** DATASET ENTRIES follows **

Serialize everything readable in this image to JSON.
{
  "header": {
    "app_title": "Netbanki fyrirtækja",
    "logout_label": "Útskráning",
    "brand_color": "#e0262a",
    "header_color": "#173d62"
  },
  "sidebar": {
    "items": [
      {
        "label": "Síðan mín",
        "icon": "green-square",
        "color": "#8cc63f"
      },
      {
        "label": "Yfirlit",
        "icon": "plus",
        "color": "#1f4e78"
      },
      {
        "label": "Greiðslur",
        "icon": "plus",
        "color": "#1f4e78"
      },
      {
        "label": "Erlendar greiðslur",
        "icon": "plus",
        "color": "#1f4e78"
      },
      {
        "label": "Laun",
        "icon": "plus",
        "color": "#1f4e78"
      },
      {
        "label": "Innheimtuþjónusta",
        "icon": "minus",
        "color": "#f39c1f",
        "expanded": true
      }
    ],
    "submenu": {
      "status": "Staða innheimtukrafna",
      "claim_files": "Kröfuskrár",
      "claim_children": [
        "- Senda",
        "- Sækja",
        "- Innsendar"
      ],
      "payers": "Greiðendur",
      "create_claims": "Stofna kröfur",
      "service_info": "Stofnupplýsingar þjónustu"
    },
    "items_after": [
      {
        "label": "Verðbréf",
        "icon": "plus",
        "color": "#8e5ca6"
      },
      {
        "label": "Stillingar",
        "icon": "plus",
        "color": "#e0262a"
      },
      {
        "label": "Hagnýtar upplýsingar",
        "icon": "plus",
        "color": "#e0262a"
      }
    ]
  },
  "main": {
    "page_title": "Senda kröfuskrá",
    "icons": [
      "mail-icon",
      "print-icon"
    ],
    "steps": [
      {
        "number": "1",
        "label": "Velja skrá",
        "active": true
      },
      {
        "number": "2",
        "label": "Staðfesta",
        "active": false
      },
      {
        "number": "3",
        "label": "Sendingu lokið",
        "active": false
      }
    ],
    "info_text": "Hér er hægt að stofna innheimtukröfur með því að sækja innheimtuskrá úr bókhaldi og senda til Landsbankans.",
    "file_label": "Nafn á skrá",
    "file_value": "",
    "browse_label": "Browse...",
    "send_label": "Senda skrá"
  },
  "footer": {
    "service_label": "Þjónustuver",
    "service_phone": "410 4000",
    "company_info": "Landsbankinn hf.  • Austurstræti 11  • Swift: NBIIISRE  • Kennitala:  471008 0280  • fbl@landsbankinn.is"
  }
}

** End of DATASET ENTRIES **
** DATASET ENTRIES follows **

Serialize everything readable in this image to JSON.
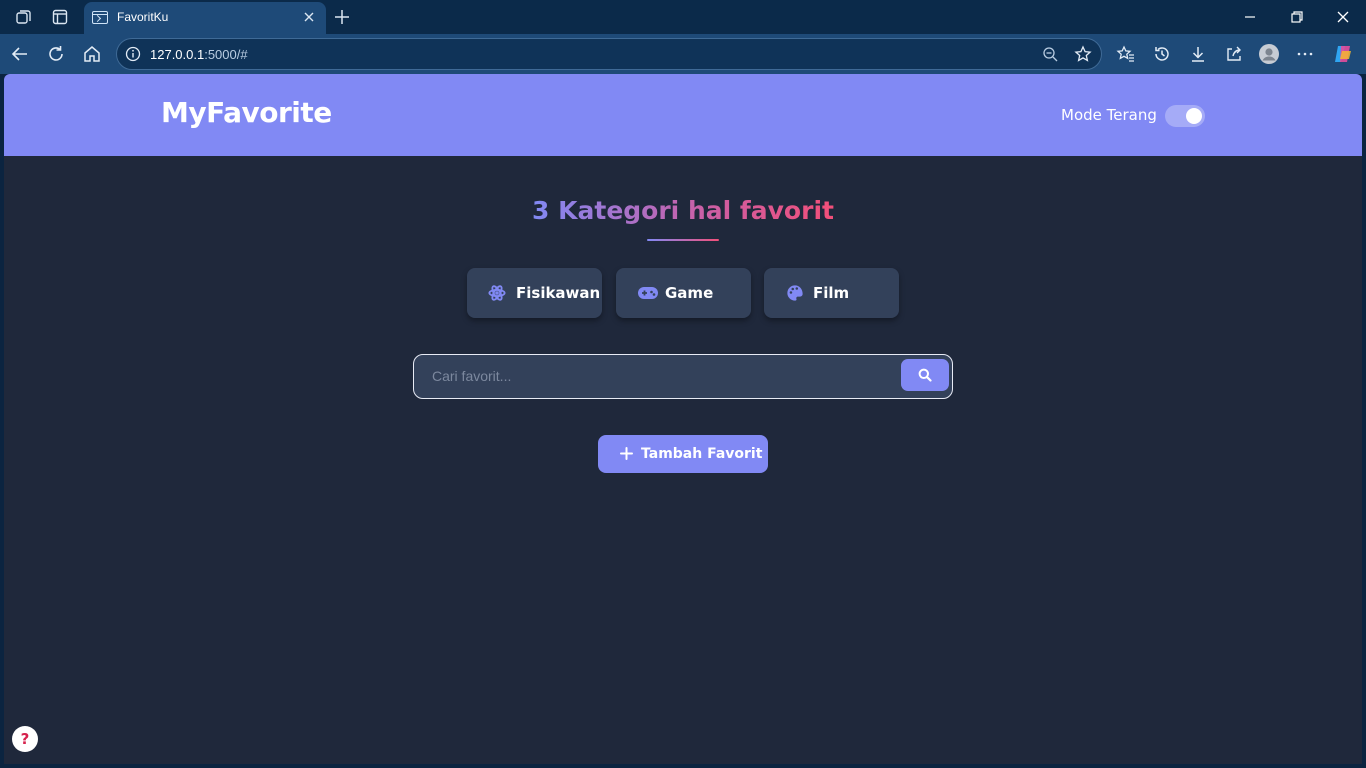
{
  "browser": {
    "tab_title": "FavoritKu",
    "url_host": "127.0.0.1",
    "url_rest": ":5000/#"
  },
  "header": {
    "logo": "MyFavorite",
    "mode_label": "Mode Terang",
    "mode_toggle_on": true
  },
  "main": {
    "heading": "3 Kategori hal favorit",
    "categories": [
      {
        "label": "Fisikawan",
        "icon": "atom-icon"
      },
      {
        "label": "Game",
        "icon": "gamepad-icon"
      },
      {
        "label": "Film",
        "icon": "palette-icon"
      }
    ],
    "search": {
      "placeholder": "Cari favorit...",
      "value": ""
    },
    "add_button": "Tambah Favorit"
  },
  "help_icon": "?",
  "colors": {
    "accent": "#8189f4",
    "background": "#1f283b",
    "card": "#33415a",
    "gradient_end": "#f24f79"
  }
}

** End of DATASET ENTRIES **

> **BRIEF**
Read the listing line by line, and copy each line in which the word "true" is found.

> **WRITTEN ANSWER**
        "expanded": true
        "active": true
    "mode_toggle_on": true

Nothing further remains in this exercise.